Is it possible to communicate through photography the energy as well as the quiet moments of rock ’n’ roll? These photos, selected by Graham Nash for the recent Taking Aim: Unforgettable Rock ’n’ Roll Photographs exhibit at the George Eastman House, answer with a resounding “yes!” Nash, of The Hollies and Crosby, Stills and Nash fame, started taking pictures long before he became famous as a musician, and few may be aware of his talents as a curator, collector, and photographer.
Actor Richard Gere is best known for his roles in over 40 films, but few may be aware he is also an avid photographer and collector. Taking pictures on his many trips to India was always more of a personal project, until photography book and exhibition designer Elizabeth Avedon happened to notice a 3-foot stack of beautiful 8x10 photos in his loft. “A lot of these photographs I didn’t show anyone because it was such a private experience for me,” Gere recalls. “I had no interest in sharing them.” Fortunately, Avedon was able to convince him they needed to be seen, and these and other photos have been exhibited around the world and published in his book, Pilgrim.
“Say it isn’t so!” exclaimed photographers all over the world when they heard the news about the end of Kodachrome film. Due to dwindling sales, Kodak made the difficult announcement they would no longer manufacture Kodachrome on June 22, 2009. The one remaining developer in the world, Dwayne’s Photo in Parsons, Kansas, ceased processing the film early this year.
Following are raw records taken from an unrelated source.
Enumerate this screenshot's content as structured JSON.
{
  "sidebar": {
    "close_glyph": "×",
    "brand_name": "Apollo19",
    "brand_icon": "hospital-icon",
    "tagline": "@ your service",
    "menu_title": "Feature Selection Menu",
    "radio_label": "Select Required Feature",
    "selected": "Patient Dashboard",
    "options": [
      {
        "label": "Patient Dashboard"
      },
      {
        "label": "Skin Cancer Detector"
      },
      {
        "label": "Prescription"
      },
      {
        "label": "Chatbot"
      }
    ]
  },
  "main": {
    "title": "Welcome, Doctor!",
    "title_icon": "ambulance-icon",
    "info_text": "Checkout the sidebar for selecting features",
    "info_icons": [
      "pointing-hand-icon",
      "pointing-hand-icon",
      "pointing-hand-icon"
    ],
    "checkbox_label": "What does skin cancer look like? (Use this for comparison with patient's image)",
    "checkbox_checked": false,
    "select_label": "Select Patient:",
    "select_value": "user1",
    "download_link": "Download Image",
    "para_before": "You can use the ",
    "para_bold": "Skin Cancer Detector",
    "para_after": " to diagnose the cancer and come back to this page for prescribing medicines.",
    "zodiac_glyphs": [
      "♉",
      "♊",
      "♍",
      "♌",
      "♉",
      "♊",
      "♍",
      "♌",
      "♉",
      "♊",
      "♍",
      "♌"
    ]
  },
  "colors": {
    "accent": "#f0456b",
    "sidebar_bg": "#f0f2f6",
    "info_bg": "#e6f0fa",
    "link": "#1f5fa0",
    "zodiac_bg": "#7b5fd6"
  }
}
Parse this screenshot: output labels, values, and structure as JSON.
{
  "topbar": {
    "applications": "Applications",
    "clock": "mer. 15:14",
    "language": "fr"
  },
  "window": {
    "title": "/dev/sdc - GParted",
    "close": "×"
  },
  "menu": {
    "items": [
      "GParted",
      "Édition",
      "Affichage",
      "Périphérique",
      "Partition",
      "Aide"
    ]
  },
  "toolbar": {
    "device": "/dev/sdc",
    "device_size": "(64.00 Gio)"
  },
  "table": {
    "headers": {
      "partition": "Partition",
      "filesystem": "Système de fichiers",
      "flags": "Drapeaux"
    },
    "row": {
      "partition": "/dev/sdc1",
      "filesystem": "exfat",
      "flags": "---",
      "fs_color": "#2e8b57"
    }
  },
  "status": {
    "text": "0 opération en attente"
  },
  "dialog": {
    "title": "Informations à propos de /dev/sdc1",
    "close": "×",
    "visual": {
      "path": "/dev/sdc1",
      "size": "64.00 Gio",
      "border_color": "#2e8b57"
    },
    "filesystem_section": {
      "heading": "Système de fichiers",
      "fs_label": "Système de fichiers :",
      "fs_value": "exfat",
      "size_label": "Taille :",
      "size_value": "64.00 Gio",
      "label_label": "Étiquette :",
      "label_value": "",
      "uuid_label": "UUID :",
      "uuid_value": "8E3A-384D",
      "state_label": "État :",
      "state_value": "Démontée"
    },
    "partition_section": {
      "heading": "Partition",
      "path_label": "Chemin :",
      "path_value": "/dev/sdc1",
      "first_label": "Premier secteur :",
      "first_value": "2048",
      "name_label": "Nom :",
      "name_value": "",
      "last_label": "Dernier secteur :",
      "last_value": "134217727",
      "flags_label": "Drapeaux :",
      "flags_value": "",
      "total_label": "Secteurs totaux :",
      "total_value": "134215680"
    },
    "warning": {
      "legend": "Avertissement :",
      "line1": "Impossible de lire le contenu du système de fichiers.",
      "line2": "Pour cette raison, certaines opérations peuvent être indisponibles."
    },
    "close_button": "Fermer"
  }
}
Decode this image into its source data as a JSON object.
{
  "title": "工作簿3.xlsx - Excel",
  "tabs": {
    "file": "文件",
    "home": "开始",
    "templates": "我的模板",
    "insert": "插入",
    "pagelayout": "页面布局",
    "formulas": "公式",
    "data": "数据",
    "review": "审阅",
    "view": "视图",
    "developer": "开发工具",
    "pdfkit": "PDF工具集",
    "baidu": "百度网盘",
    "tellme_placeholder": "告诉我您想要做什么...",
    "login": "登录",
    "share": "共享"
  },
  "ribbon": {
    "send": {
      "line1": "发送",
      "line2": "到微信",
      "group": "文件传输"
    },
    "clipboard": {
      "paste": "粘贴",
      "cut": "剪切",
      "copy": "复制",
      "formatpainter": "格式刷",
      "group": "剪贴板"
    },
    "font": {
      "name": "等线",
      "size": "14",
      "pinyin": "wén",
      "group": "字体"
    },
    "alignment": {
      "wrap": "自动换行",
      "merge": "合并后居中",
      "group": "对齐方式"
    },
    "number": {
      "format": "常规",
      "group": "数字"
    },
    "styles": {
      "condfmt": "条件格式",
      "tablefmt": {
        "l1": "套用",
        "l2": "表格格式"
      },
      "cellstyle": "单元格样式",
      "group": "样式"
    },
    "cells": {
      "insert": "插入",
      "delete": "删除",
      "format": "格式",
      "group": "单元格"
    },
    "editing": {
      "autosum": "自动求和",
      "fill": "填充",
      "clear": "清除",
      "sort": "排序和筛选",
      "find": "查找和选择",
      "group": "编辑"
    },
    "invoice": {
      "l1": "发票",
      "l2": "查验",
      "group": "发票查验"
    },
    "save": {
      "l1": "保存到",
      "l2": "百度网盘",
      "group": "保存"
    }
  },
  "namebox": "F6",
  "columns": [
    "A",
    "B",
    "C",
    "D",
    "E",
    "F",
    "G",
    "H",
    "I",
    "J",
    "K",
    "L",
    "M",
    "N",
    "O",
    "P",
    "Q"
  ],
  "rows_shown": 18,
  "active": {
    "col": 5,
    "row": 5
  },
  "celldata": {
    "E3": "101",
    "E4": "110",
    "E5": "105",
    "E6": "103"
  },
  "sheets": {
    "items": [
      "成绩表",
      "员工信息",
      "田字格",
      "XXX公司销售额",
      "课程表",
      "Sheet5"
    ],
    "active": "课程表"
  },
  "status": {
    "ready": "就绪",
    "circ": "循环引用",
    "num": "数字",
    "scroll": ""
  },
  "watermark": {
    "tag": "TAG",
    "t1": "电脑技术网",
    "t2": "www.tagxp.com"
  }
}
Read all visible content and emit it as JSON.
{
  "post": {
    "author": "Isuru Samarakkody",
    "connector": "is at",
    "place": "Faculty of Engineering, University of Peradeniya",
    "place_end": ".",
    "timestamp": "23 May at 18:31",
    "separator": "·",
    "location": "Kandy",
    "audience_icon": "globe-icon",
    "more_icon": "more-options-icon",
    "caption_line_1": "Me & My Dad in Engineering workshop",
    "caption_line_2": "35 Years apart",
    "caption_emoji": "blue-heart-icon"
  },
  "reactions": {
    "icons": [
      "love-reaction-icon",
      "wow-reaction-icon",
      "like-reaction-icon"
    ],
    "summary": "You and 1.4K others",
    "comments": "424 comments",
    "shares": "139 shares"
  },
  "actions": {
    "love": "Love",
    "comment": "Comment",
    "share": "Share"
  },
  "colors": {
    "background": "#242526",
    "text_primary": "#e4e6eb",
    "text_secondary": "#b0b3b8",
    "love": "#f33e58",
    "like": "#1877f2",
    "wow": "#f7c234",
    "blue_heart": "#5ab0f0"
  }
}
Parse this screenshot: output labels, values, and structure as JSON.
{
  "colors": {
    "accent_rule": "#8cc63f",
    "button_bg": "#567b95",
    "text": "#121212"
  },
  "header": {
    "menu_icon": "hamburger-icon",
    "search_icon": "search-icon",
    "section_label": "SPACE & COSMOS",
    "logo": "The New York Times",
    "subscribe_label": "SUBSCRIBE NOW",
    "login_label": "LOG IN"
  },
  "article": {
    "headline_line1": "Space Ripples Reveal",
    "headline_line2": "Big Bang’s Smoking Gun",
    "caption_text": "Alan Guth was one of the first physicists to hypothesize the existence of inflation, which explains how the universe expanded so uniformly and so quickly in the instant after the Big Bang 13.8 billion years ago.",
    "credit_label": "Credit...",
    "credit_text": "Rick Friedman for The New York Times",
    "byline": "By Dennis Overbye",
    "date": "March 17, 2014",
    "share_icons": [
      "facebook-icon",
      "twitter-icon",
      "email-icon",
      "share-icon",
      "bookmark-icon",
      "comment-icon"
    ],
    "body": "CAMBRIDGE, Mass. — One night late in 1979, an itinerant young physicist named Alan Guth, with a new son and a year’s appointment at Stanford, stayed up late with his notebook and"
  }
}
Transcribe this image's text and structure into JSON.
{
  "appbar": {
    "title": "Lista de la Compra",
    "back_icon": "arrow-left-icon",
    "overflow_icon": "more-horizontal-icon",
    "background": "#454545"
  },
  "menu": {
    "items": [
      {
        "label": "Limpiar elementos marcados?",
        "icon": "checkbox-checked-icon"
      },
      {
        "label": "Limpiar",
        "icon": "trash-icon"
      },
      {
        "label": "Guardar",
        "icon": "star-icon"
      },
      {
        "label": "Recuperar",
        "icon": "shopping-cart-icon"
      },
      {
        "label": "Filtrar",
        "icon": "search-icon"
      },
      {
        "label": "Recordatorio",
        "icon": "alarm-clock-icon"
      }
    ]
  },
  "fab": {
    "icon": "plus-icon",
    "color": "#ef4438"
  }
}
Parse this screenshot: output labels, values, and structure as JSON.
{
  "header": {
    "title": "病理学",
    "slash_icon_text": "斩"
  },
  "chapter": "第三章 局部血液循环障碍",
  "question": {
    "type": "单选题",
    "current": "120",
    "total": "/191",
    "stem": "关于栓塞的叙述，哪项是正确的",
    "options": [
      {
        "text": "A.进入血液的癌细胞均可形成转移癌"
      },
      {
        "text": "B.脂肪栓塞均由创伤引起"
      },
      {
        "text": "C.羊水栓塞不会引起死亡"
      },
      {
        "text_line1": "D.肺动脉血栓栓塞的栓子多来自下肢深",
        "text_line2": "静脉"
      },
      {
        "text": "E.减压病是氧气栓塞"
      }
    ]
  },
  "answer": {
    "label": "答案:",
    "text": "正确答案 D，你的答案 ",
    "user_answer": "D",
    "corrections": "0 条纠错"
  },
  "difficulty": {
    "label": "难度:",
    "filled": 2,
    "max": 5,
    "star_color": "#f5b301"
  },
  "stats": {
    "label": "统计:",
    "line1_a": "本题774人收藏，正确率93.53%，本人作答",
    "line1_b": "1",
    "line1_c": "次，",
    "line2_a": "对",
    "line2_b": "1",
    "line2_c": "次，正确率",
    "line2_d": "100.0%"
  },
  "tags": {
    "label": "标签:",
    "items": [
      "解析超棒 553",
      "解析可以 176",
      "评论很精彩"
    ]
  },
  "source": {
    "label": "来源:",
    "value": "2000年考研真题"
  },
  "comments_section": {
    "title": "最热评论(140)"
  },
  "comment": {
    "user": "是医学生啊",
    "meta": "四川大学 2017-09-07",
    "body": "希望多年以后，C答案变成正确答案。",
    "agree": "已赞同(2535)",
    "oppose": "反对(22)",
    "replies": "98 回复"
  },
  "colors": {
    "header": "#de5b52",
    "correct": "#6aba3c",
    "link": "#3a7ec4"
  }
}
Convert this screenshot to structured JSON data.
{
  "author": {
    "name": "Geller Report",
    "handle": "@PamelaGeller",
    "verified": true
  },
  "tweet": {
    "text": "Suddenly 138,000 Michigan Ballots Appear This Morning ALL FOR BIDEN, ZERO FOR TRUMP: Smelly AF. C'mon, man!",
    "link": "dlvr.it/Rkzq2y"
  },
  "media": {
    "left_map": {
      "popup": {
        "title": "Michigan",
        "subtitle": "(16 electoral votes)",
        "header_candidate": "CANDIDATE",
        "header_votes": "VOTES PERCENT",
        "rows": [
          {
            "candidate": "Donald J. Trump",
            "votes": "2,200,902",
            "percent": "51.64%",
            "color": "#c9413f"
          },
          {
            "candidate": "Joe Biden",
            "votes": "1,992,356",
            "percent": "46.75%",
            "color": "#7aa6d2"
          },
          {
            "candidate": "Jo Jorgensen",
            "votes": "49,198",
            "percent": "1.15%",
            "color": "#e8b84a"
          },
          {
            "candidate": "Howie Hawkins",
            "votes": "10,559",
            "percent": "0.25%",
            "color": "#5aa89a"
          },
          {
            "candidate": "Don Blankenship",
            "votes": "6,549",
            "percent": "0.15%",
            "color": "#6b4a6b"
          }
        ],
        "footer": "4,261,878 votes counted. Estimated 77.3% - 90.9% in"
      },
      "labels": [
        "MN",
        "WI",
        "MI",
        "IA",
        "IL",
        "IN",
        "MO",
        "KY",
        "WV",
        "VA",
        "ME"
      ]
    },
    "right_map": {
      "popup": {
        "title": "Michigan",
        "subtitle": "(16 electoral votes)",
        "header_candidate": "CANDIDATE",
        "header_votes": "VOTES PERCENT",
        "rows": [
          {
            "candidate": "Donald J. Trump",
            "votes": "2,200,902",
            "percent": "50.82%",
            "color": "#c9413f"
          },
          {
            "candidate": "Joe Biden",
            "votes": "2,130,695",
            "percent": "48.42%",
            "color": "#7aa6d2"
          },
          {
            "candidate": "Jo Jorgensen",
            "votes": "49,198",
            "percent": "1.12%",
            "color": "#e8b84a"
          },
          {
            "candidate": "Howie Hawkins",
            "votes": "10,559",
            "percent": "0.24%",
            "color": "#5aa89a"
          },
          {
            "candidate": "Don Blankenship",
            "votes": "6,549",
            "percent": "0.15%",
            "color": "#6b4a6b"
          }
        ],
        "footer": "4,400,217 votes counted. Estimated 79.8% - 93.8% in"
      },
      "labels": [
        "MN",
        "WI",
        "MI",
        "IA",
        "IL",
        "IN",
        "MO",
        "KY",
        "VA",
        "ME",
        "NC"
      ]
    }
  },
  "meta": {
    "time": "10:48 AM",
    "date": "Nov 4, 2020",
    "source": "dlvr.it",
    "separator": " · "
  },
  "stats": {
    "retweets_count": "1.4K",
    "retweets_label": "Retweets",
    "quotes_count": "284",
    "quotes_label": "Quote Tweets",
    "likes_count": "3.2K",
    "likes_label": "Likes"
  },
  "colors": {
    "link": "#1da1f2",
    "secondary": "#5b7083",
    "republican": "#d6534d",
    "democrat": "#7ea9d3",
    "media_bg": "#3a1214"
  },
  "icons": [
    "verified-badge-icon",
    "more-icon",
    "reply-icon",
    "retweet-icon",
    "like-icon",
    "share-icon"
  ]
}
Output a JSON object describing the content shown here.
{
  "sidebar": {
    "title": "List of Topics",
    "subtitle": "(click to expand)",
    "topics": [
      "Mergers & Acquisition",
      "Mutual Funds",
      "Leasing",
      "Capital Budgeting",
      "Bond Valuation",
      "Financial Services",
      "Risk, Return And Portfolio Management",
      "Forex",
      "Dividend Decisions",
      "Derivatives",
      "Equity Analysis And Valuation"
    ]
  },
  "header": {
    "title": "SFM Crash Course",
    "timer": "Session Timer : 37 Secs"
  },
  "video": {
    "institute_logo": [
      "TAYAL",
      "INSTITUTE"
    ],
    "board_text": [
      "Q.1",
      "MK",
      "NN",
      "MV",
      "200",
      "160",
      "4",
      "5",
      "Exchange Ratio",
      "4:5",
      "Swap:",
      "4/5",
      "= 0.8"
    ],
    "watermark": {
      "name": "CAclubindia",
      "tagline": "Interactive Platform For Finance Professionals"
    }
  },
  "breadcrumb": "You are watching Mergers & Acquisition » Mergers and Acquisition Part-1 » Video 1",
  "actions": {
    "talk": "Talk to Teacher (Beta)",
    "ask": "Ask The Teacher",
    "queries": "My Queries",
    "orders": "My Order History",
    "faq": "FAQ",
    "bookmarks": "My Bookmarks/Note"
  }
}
Vincent van Gogh once said, “Stars are the souls of dead poets, but to become a star you have to die.” Vivian Maier (1926 - 2009) was an amateur photographer who had no desire to share her work with anyone during her life, and kept a treasure trove of over 100,000 prints, negatives, and films in five storage lockers in Chicago. By several twists of fate, they ended up in the hands of a few collectors who recognized their unique quality, and are now shown in books, documentaries, museums, and galleries throughout the world.